These are complicated questions. As I mentioned a few paragraphs ago, the bill would simply result in Chinese stocks moving to other exchanges around the world. 

In fact, China has already launched a program to help companies list on the London or Hong Kong stock exchanges in response to the news. So it wouldn’t do a ton to cut Chinese stocks off from global investment capital. 

But… the three companies I profiled at the beginning of this article, Alibaba,, and Vipshop, have all dipped significantly in recent sessions on news of the bill’s advancement.

chinese stocks, 2

This discount reflects another anxiety American investors have about the bill — that they might lose their money due to political spite. 

It is generally assumed that in a situation like this, investors in delisted Chinese companies would be given an equivalent number of shares in the “new” stock on the exchange the company has moved to. 

But China has already warned the U.S. of “significant repercussions” in response to the move, and in theory, there’s nothing forcing it to transfer those shares in the likely event that many Chinese stocks decide to re-list back home in Hong Kong or Shanghai. 

In other words, it could simply seize the equity held by American investors, bilking them out of as much as $1.2 trillion in Chinese stocks.

On the other hand, cutting Chinese companies off from $1.2 trillion of investment capital is no small blow to those companies — or China’s protectionism-fueled economy.  

And supporters have pointed out that it is simply amending the law to make Chinese companies play by the same rules Mexican, Russian, or American companies must play by on American exchanges. 

No company from these countries — or any other country, except China — has been allowed to stay listed without regular PCAOB inspections since the time of the Enron scandal. 

The Takeaway

Anyway… Wealth Daily isn’t a political newsletter, and I’ll leave the final judgement to you on whether or not S. 945 was a good move. 

But there’s an obvious investment takeaway to all this: Don’t buy Chinese stocks and think about selling the ones you currently hold. 

No matter what, this delisting process is going to be messy for shareholders, and is going to involve a lot of uncertainty about where the stocks end up and who gets to keep their money. That means more discounting ahead for Chinese stocks… at the very least.  

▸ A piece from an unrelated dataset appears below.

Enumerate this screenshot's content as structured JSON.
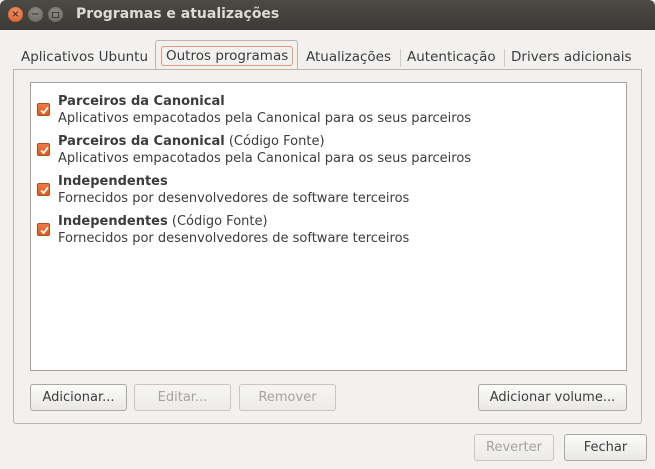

Looking for more guidance on how to weather the escalating trade conflict between the U.S. and China? Check out Bull and Bust Report. Its editors been factoring the trade conflict into their modeling for years — and profiting from a variety of stock and precious metals bets in the process. Click here to learn more.

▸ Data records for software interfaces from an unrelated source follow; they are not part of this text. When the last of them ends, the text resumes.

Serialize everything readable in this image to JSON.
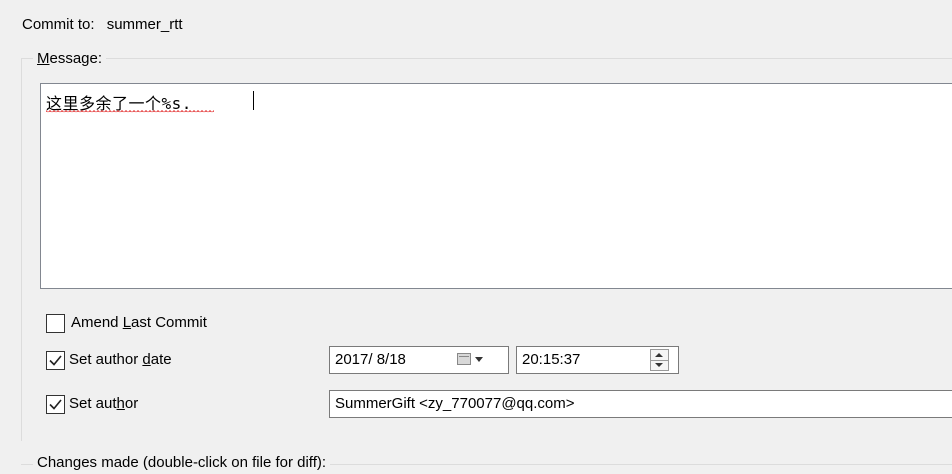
{
  "commit": {
    "label": "Commit to:",
    "branch": "summer_rtt"
  },
  "message": {
    "legend_mnemonic": "M",
    "legend_rest": "essage:",
    "text": "这里多余了一个%s."
  },
  "options": {
    "amend": {
      "mnemonic_before": "Amend ",
      "mnemonic": "L",
      "after": "ast Commit",
      "checked": false
    },
    "author_date": {
      "before": "Set author ",
      "mnemonic": "d",
      "after": "ate",
      "checked": true
    },
    "author": {
      "before": "Set aut",
      "mnemonic": "h",
      "after": "or",
      "checked": true
    }
  },
  "date_value": "2017/ 8/18",
  "time_value": "20:15:37",
  "author_value": "SummerGift <zy_770077@qq.com>",
  "changes_legend": "Changes made (double-click on file for diff):",
  "icons": {
    "calendar": "calendar-icon",
    "dropdown": "chevron-down-icon",
    "spin": "spin-updown-icon"
  }
}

Until next time,

Monica Savaglia

Samuel Taube

Samuel Taube brings years of experience researching ETFs, cryptocurrencies, muni bonds, value stocks, and more to Wealth Daily. He has been writing for investment newsletters since 2013 and has penned articles accurately predicting financial market reactions to Brexit, the election of Donald Trump, and more. Samuel holds a degree in economics from the University of Maryland, and his investment approach focuses on finding undervalued assets at every point in the business cycle and then reaping big returns when they recover. To learn more about Samuel, click here.

Buffett's Envy: 50% Annual Returns, Guaranteed